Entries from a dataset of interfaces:
......

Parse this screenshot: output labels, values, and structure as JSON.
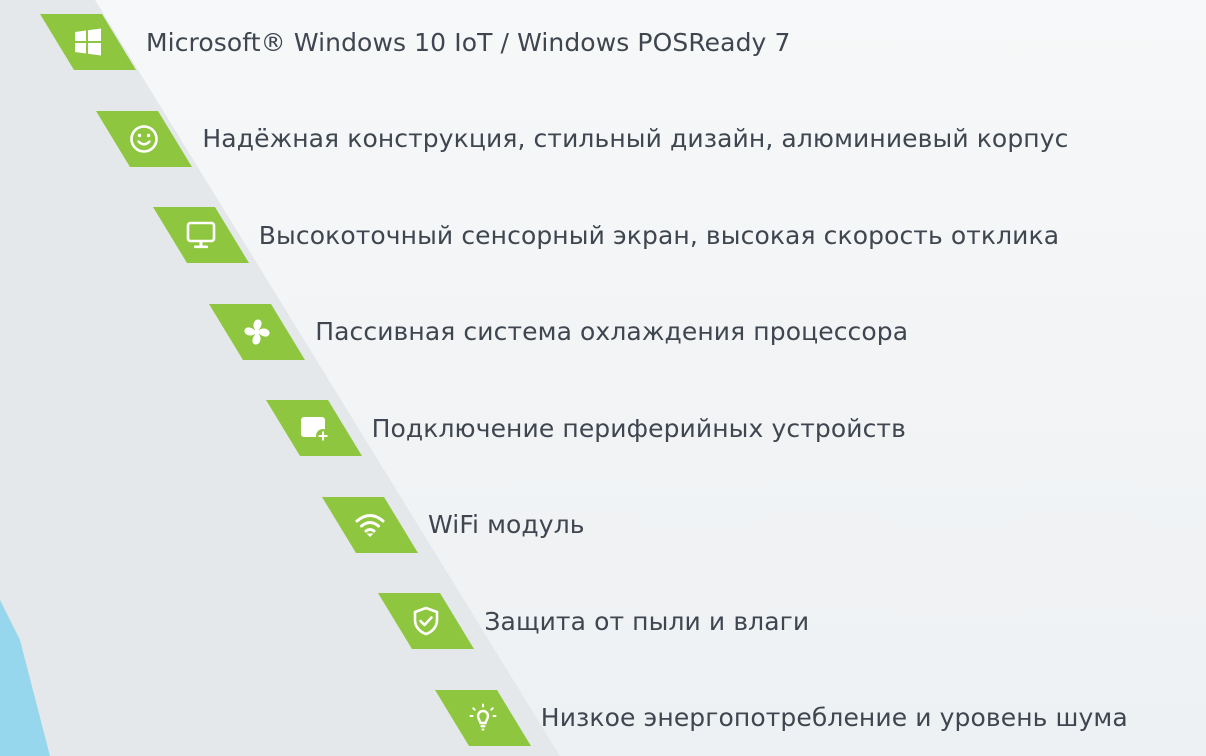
{
  "theme": {
    "accent": "#8fc63f",
    "text": "#3f4650",
    "band": "#e3e7ea",
    "corner": "#8ad3ee"
  },
  "features": [
    {
      "label": "Microsoft® Windows 10 IoT / Windows POSReady 7",
      "icon": "windows-logo-icon"
    },
    {
      "label": "Надёжная конструкция, стильный дизайн, алюминиевый корпус",
      "icon": "smiley-icon"
    },
    {
      "label": "Высокоточный сенсорный экран, высокая скорость отклика",
      "icon": "monitor-icon"
    },
    {
      "label": "Пассивная система охлаждения процессора",
      "icon": "fan-icon"
    },
    {
      "label": "Подключение периферийных устройств",
      "icon": "add-device-icon"
    },
    {
      "label": "WiFi модуль",
      "icon": "wifi-icon"
    },
    {
      "label": "Защита от пыли и влаги",
      "icon": "shield-check-icon"
    },
    {
      "label": "Низкое энергопотребление и уровень шума",
      "icon": "lightbulb-icon"
    }
  ]
}
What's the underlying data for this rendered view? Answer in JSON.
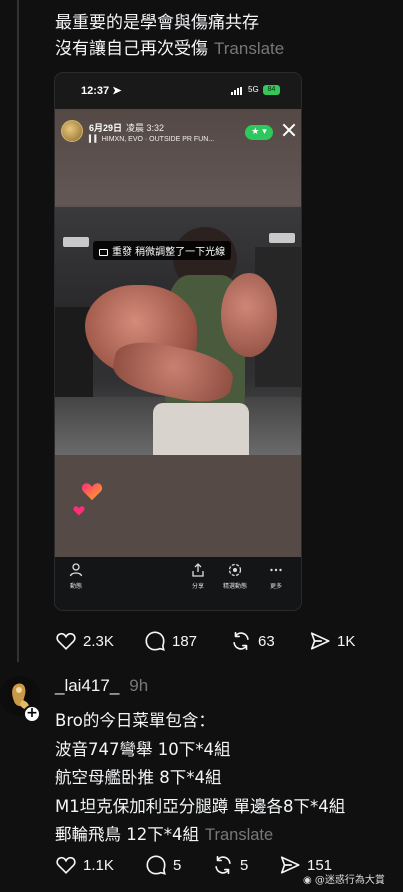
{
  "post": {
    "caption_lines": [
      "最重要的是學會與傷痛共存",
      "沒有讓自己再次受傷"
    ],
    "translate_label": "Translate",
    "stats": {
      "likes": "2.3K",
      "comments": "187",
      "reposts": "63",
      "shares": "1K"
    }
  },
  "screenshot": {
    "status_time": "12:37",
    "status_network": "5G",
    "status_battery": "84",
    "story_date": "6月29日",
    "story_time": "凌晨 3:32",
    "story_music": "HIMXN, EVO · OUTSIDE PR FUN...",
    "story_text": "重發 稍微調整了一下光線",
    "nav": [
      {
        "label": "動態",
        "icon": "activity-icon"
      },
      {
        "label": "分享",
        "icon": "share-icon"
      },
      {
        "label": "精選動態",
        "icon": "highlight-icon"
      },
      {
        "label": "更多",
        "icon": "more-icon"
      }
    ]
  },
  "reply": {
    "username": "_lai417_",
    "time": "9h",
    "lines": [
      "Bro的今日菜單包含：",
      "波音747彎舉 10下*4組",
      "航空母艦卧推 8下*4組",
      "M1坦克保加利亞分腿蹲 單邊各8下*4組",
      "郵輪飛鳥 12下*4組"
    ],
    "translate_label": "Translate",
    "stats": {
      "likes": "1.1K",
      "comments": "5",
      "reposts": "5",
      "shares": "151"
    }
  },
  "watermark": "@迷惑行為大賞",
  "colors": {
    "background": "#101010",
    "text": "#f3f5f7",
    "muted": "#777777",
    "accent_green": "#2ec95c"
  }
}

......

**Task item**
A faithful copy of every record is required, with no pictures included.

**Finished exercise**
Parse this screenshot: output labels, values, and structure as JSON.
{
  "theme": {
    "accent": "#8fc63f",
    "text": "#3f4650",
    "band": "#e3e7ea",
    "corner": "#8ad3ee"
  },
  "features": [
    {
      "label": "Microsoft® Windows 10 IoT / Windows POSReady 7",
      "icon": "windows-logo-icon"
    },
    {
      "label": "Надёжная конструкция, стильный дизайн, алюминиевый корпус",
      "icon": "smiley-icon"
    },
    {
      "label": "Высокоточный сенсорный экран, высокая скорость отклика",
      "icon": "monitor-icon"
    },
    {
      "label": "Пассивная система охлаждения процессора",
      "icon": "fan-icon"
    },
    {
      "label": "Подключение периферийных устройств",
      "icon": "add-device-icon"
    },
    {
      "label": "WiFi модуль",
      "icon": "wifi-icon"
    },
    {
      "label": "Защита от пыли и влаги",
      "icon": "shield-check-icon"
    },
    {
      "label": "Низкое энергопотребление и уровень шума",
      "icon": "lightbulb-icon"
    }
  ]
}
What's the underlying data for this rendered view? Answer in JSON.
{
  "post": {
    "caption_lines": [
      "最重要的是學會與傷痛共存",
      "沒有讓自己再次受傷"
    ],
    "translate_label": "Translate",
    "stats": {
      "likes": "2.3K",
      "comments": "187",
      "reposts": "63",
      "shares": "1K"
    }
  },
  "screenshot": {
    "status_time": "12:37",
    "status_network": "5G",
    "status_battery": "84",
    "story_date": "6月29日",
    "story_time": "凌晨 3:32",
    "story_music": "HIMXN, EVO · OUTSIDE PR FUN...",
    "story_text": "重發 稍微調整了一下光線",
    "nav": [
      {
        "label": "動態",
        "icon": "activity-icon"
      },
      {
        "label": "分享",
        "icon": "share-icon"
      },
      {
        "label": "精選動態",
        "icon": "highlight-icon"
      },
      {
        "label": "更多",
        "icon": "more-icon"
      }
    ]
  },
  "reply": {
    "username": "_lai417_",
    "time": "9h",
    "lines": [
      "Bro的今日菜單包含：",
      "波音747彎舉 10下*4組",
      "航空母艦卧推 8下*4組",
      "M1坦克保加利亞分腿蹲 單邊各8下*4組",
      "郵輪飛鳥 12下*4組"
    ],
    "translate_label": "Translate",
    "stats": {
      "likes": "1.1K",
      "comments": "5",
      "reposts": "5",
      "shares": "151"
    }
  },
  "watermark": "@迷惑行為大賞",
  "colors": {
    "background": "#101010",
    "text": "#f3f5f7",
    "muted": "#777777",
    "accent_green": "#2ec95c"
  }
}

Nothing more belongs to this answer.